2008 Joint Meeting of The Geological Society of America, Soil Science Society of America, American Society of Agronomy, Crop Science Society of America, Gulf Coast Association of Geological Societies with the Gulf Coast Section of SEPM

Paper No. 10
Presentation Time: 10:15 AM

Large-Scale, Tectonic Controls on the Origin of Paleozoic, Black-Shale, Source-Rock Basins in the Appalachian Foreland-Basin Region

ETTENSOHN, Frank R., Department of Earth and Environmental Sciences, University of Kentucky, 101 Slone Building, Lexington, KY 40506, fettens@uky.edu

Black shales are common lithologies in the Appalachian Basin, ranging from Middle Ordovician to Pennsylvanian in age. Dark coloration indicates greater-than-normal amounts of organic matter, making many of these shales hydrocarbon source beds, or reservoir rocks when fractured. Organic matter in these shales may comprise up to 20 % by weight, and distinctive lithology makes mapping their distribution in time and space relatively easy.

These shales are parts of third- and fourth-order, unconformity-bound cycles that are thought to be flexural, foreland-basin manifestations of distinct episodes of tectonism, called tectophases, during an orogeny. The black shales reflect deposition during rapid, loading-related subsidence in early parts of each tectophase, and hence, track the progress of orogeny in time and space. Included fossils and bentonites, moreover, provide ages for the shales. Thirteen black-shale units, representing 13 tectophase cycles during four major orogenies are recorded in the Appalachian Basin. During the Taconian, Salinic, and Acadian, subduction-type orogenies, deeper water, open-marine, black shales were characteristic of the foreland basins, and today, these shales are major hydrocarbon source and reservoir rocks in the Appalachian Basin and adjacent parts of the craton in central and eastern United States. During the final Alleghanian collisional orogeny, however, two final tectophases are represented by shallow-water, terrestrial or marginal-marine dark shales, which are not good source rocks and reflect a change in tectonic style and the presence of secondary, glacio-eustatic influences.

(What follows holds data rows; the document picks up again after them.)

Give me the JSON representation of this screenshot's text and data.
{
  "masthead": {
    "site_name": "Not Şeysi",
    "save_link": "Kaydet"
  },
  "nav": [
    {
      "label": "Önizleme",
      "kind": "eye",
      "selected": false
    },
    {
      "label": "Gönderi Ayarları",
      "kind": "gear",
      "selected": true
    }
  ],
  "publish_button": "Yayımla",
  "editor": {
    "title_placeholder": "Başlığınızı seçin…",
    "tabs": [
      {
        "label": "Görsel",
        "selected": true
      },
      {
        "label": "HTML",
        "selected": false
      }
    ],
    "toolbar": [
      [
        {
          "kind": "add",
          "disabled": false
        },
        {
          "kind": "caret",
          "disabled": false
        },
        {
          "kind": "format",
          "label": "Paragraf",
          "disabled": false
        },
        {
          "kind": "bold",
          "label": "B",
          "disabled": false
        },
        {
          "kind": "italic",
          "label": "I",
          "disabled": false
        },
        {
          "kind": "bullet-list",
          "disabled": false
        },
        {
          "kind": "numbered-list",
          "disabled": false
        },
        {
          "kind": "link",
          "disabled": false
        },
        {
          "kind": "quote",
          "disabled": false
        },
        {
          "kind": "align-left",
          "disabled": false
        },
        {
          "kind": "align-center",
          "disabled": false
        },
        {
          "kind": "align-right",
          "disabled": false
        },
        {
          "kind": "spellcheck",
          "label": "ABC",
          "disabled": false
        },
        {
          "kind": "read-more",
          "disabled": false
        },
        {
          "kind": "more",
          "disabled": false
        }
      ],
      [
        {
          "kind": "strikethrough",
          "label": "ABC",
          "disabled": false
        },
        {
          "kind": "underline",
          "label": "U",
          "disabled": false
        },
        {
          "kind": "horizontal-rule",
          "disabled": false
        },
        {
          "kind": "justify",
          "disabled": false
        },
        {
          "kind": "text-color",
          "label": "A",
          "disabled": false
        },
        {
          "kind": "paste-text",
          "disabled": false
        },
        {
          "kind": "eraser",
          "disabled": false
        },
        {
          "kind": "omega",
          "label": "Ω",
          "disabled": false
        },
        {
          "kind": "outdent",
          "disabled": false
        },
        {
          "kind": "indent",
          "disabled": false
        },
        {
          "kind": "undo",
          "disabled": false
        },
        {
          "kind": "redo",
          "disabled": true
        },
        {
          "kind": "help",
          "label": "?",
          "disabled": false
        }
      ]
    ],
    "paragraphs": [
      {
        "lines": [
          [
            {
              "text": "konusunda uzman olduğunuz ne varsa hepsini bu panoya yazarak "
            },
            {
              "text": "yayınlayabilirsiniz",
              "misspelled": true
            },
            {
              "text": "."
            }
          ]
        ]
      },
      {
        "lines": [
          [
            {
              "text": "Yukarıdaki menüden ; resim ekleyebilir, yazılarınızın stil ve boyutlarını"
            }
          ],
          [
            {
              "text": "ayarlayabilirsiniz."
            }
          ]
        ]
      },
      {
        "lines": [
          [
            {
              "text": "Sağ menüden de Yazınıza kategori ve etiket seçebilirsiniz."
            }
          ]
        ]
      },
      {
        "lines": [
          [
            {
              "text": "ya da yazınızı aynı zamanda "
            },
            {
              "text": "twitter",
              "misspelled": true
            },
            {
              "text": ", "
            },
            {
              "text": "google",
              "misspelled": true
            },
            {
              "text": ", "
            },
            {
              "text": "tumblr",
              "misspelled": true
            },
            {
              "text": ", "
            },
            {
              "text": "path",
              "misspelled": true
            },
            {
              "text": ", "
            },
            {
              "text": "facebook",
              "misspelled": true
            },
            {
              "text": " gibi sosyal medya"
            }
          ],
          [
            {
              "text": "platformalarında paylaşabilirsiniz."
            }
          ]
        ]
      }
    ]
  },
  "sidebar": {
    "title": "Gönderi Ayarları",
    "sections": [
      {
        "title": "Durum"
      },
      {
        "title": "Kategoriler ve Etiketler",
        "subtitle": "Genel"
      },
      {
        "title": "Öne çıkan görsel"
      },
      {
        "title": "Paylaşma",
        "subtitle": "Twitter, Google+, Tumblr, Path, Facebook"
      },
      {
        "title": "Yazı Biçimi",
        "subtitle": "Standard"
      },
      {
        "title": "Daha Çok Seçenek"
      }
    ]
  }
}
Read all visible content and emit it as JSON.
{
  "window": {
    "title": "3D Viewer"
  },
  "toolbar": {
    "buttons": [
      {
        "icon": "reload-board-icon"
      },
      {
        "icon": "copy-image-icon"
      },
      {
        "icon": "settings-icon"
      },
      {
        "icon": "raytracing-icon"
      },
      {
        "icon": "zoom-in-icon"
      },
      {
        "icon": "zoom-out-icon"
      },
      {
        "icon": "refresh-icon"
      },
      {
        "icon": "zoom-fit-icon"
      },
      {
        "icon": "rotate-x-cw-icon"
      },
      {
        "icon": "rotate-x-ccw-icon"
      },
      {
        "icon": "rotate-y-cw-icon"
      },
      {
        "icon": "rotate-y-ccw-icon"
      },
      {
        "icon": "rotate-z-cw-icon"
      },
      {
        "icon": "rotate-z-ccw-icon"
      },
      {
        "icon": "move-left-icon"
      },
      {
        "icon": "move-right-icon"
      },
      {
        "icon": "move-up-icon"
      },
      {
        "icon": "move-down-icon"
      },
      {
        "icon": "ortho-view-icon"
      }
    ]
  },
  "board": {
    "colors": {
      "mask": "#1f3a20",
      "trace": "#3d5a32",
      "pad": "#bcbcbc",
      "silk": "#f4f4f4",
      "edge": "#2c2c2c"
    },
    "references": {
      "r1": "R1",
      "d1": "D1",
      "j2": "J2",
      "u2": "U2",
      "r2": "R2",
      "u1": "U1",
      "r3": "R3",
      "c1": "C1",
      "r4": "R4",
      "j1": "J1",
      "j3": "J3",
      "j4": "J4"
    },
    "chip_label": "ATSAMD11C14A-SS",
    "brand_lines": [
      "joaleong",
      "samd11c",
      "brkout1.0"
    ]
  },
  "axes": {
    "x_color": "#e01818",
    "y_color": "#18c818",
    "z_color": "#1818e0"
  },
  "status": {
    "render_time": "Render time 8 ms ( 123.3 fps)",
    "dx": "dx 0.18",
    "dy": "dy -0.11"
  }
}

As hydrocarbon source and reservoir rocks, foreland-basin black shales are clearly the product of distinctive tectonic frameworks and histories. The models applied here have also proven useful in understanding black shales from other U.S. foreland basins and from foreland basins in Europe, South America, and Asia. Aside from the potential economic value of these shales, they may provide additional controls on the timing and location of related tectonic events.